>>>
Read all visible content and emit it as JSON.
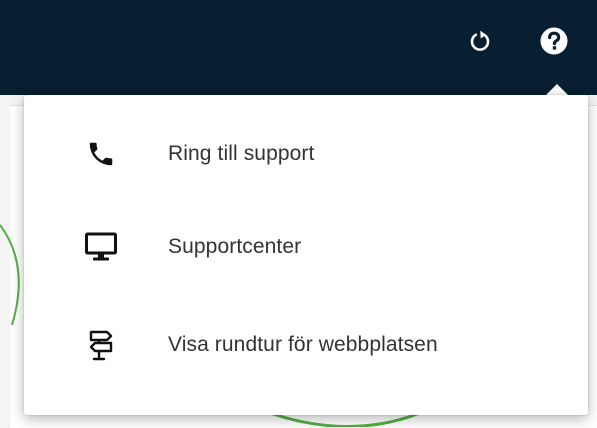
{
  "topbar": {
    "background": "#071f30",
    "icons": [
      "refresh-icon",
      "help-icon"
    ]
  },
  "help_menu": {
    "items": [
      {
        "label": "Ring till support",
        "icon": "phone-icon"
      },
      {
        "label": "Supportcenter",
        "icon": "monitor-icon"
      },
      {
        "label": "Visa rundtur för webbplatsen",
        "icon": "signpost-icon"
      }
    ]
  },
  "colors": {
    "topbar": "#071f30",
    "menu_background": "#ffffff",
    "text": "#333333",
    "decoration_green": "#52b043"
  }
}
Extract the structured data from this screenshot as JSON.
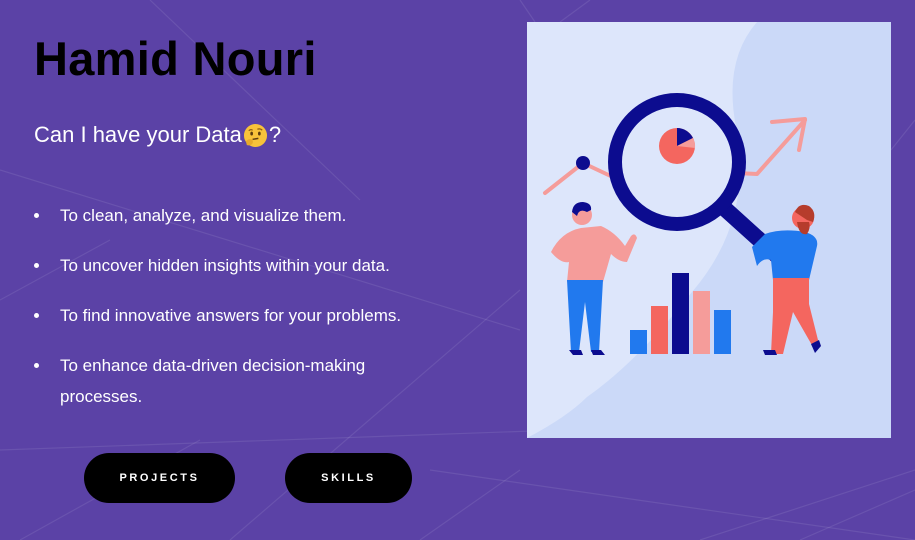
{
  "profile": {
    "name": "Hamid Nouri",
    "tagline_prefix": "Can I have your Data",
    "tagline_suffix": "?",
    "tagline_emoji": "thinking-face-icon"
  },
  "bullets": [
    "To clean, analyze, and visualize them.",
    "To uncover hidden insights within your data.",
    "To find innovative answers for your problems.",
    "To enhance data-driven decision-making processes."
  ],
  "buttons": {
    "projects": "PROJECTS",
    "skills": "SKILLS"
  },
  "colors": {
    "background": "#5b42a6",
    "button": "#000000",
    "illustration_bg": "#dde6fb",
    "navy": "#0c0c8f",
    "coral": "#f4665f",
    "blue": "#2179ee"
  }
}
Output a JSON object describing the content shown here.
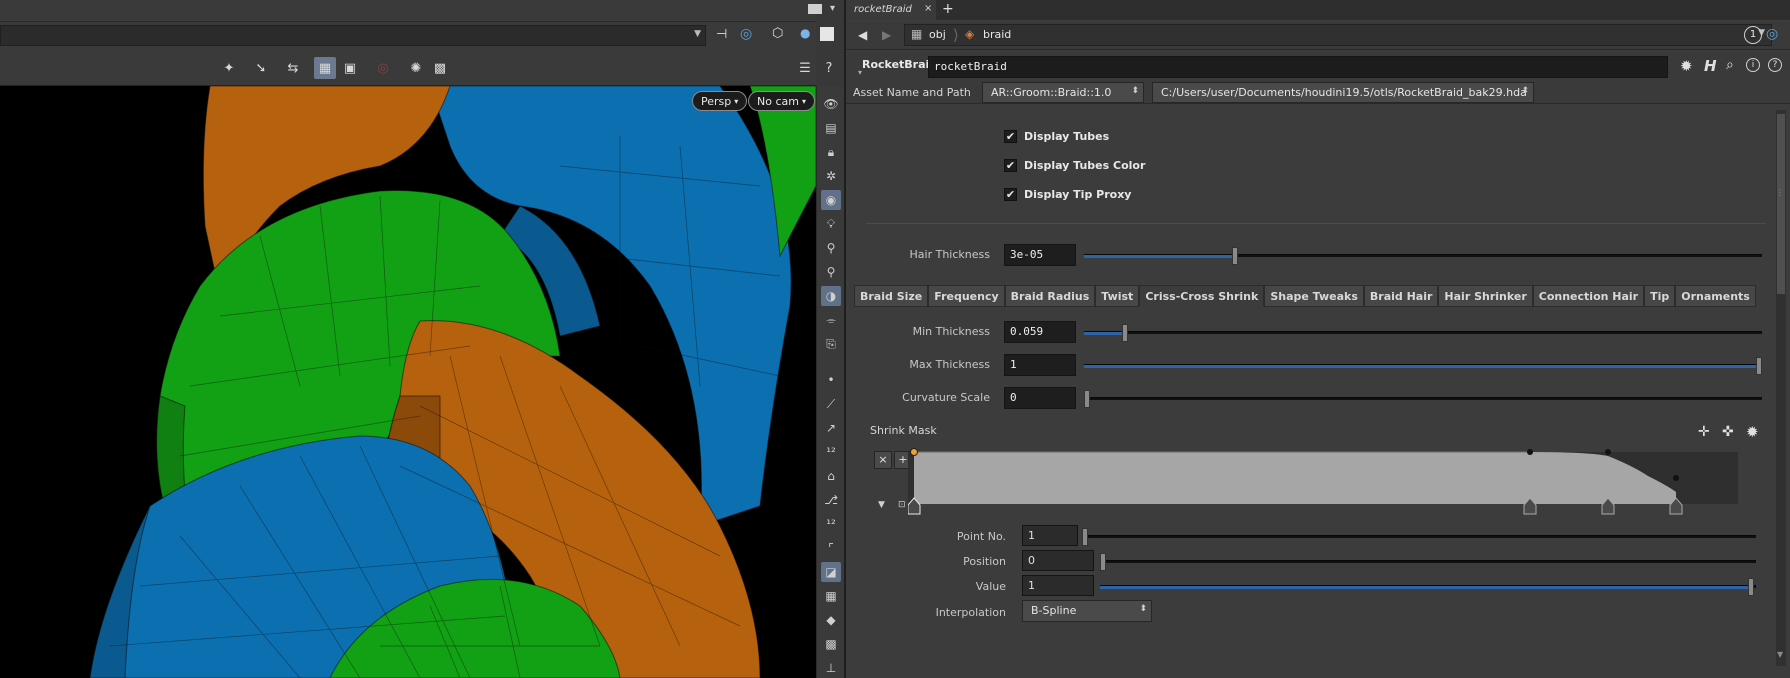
{
  "viewport": {
    "persp_label": "Persp",
    "cam_label": "No cam",
    "colors": {
      "orange": "#b8620e",
      "green": "#13a316",
      "blue": "#0b72b5"
    }
  },
  "tabs": {
    "active_title": "rocketBraid",
    "close": "×",
    "add": "+"
  },
  "nav": {
    "back": "◀",
    "forward": "▶",
    "obj_label": "obj",
    "node_label": "braid",
    "pin_label": "1"
  },
  "node": {
    "type_label": "RocketBraid",
    "name_value": "rocketBraid"
  },
  "asset": {
    "label": "Asset Name and Path",
    "name": "AR::Groom::Braid::1.0",
    "path": "C:/Users/user/Documents/houdini19.5/otls/RocketBraid_bak29.hda"
  },
  "toggles": [
    {
      "label": "Display Tubes",
      "checked": true
    },
    {
      "label": "Display Tubes Color",
      "checked": true
    },
    {
      "label": "Display Tip Proxy",
      "checked": true
    }
  ],
  "hair_thickness": {
    "label": "Hair Thickness",
    "value": "3e-05",
    "slider_fraction": 0.22
  },
  "param_tabs": [
    "Braid Size",
    "Frequency",
    "Braid Radius",
    "Twist",
    "Criss-Cross Shrink",
    "Shape Tweaks",
    "Braid Hair",
    "Hair Shrinker",
    "Connection Hair",
    "Tip",
    "Ornaments"
  ],
  "active_param_tab": "Criss-Cross Shrink",
  "criss_cross": {
    "min_thickness": {
      "label": "Min Thickness",
      "value": "0.059",
      "slider_fraction": 0.059
    },
    "max_thickness": {
      "label": "Max Thickness",
      "value": "1",
      "slider_fraction": 1.0
    },
    "curvature_scale": {
      "label": "Curvature Scale",
      "value": "0",
      "slider_fraction": 0.0
    },
    "shrink_mask": {
      "label": "Shrink Mask",
      "remove_btn": "×",
      "add_btn": "+",
      "point_no": {
        "label": "Point No.",
        "value": "1"
      },
      "position": {
        "label": "Position",
        "value": "0"
      },
      "value": {
        "label": "Value",
        "value": "1"
      },
      "interpolation": {
        "label": "Interpolation",
        "value": "B-Spline"
      }
    }
  }
}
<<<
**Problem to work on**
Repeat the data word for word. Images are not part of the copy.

**Completed exercise**
Read all visible content and emit it as JSON.
{
  "topbar": {
    "background": "#071f30",
    "icons": [
      "refresh-icon",
      "help-icon"
    ]
  },
  "help_menu": {
    "items": [
      {
        "label": "Ring till support",
        "icon": "phone-icon"
      },
      {
        "label": "Supportcenter",
        "icon": "monitor-icon"
      },
      {
        "label": "Visa rundtur för webbplatsen",
        "icon": "signpost-icon"
      }
    ]
  },
  "colors": {
    "topbar": "#071f30",
    "menu_background": "#ffffff",
    "text": "#333333",
    "decoration_green": "#52b043"
  }
}
Extract the structured data from this screenshot as JSON.
{
  "profile": {
    "name": "Hamid Nouri",
    "tagline_prefix": "Can I have your Data",
    "tagline_suffix": "?",
    "tagline_emoji": "thinking-face-icon"
  },
  "bullets": [
    "To clean, analyze, and visualize them.",
    "To uncover hidden insights within your data.",
    "To find innovative answers for your problems.",
    "To enhance data-driven decision-making processes."
  ],
  "buttons": {
    "projects": "PROJECTS",
    "skills": "SKILLS"
  },
  "colors": {
    "background": "#5b42a6",
    "button": "#000000",
    "illustration_bg": "#dde6fb",
    "navy": "#0c0c8f",
    "coral": "#f4665f",
    "blue": "#2179ee"
  }
}
Output a JSON object describing the content shown here.
{
  "viewport": {
    "persp_label": "Persp",
    "cam_label": "No cam",
    "colors": {
      "orange": "#b8620e",
      "green": "#13a316",
      "blue": "#0b72b5"
    }
  },
  "tabs": {
    "active_title": "rocketBraid",
    "close": "×",
    "add": "+"
  },
  "nav": {
    "back": "◀",
    "forward": "▶",
    "obj_label": "obj",
    "node_label": "braid",
    "pin_label": "1"
  },
  "node": {
    "type_label": "RocketBraid",
    "name_value": "rocketBraid"
  },
  "asset": {
    "label": "Asset Name and Path",
    "name": "AR::Groom::Braid::1.0",
    "path": "C:/Users/user/Documents/houdini19.5/otls/RocketBraid_bak29.hda"
  },
  "toggles": [
    {
      "label": "Display Tubes",
      "checked": true
    },
    {
      "label": "Display Tubes Color",
      "checked": true
    },
    {
      "label": "Display Tip Proxy",
      "checked": true
    }
  ],
  "hair_thickness": {
    "label": "Hair Thickness",
    "value": "3e-05",
    "slider_fraction": 0.22
  },
  "param_tabs": [
    "Braid Size",
    "Frequency",
    "Braid Radius",
    "Twist",
    "Criss-Cross Shrink",
    "Shape Tweaks",
    "Braid Hair",
    "Hair Shrinker",
    "Connection Hair",
    "Tip",
    "Ornaments"
  ],
  "active_param_tab": "Criss-Cross Shrink",
  "criss_cross": {
    "min_thickness": {
      "label": "Min Thickness",
      "value": "0.059",
      "slider_fraction": 0.059
    },
    "max_thickness": {
      "label": "Max Thickness",
      "value": "1",
      "slider_fraction": 1.0
    },
    "curvature_scale": {
      "label": "Curvature Scale",
      "value": "0",
      "slider_fraction": 0.0
    },
    "shrink_mask": {
      "label": "Shrink Mask",
      "remove_btn": "×",
      "add_btn": "+",
      "point_no": {
        "label": "Point No.",
        "value": "1"
      },
      "position": {
        "label": "Position",
        "value": "0"
      },
      "value": {
        "label": "Value",
        "value": "1"
      },
      "interpolation": {
        "label": "Interpolation",
        "value": "B-Spline"
      }
    }
  }
}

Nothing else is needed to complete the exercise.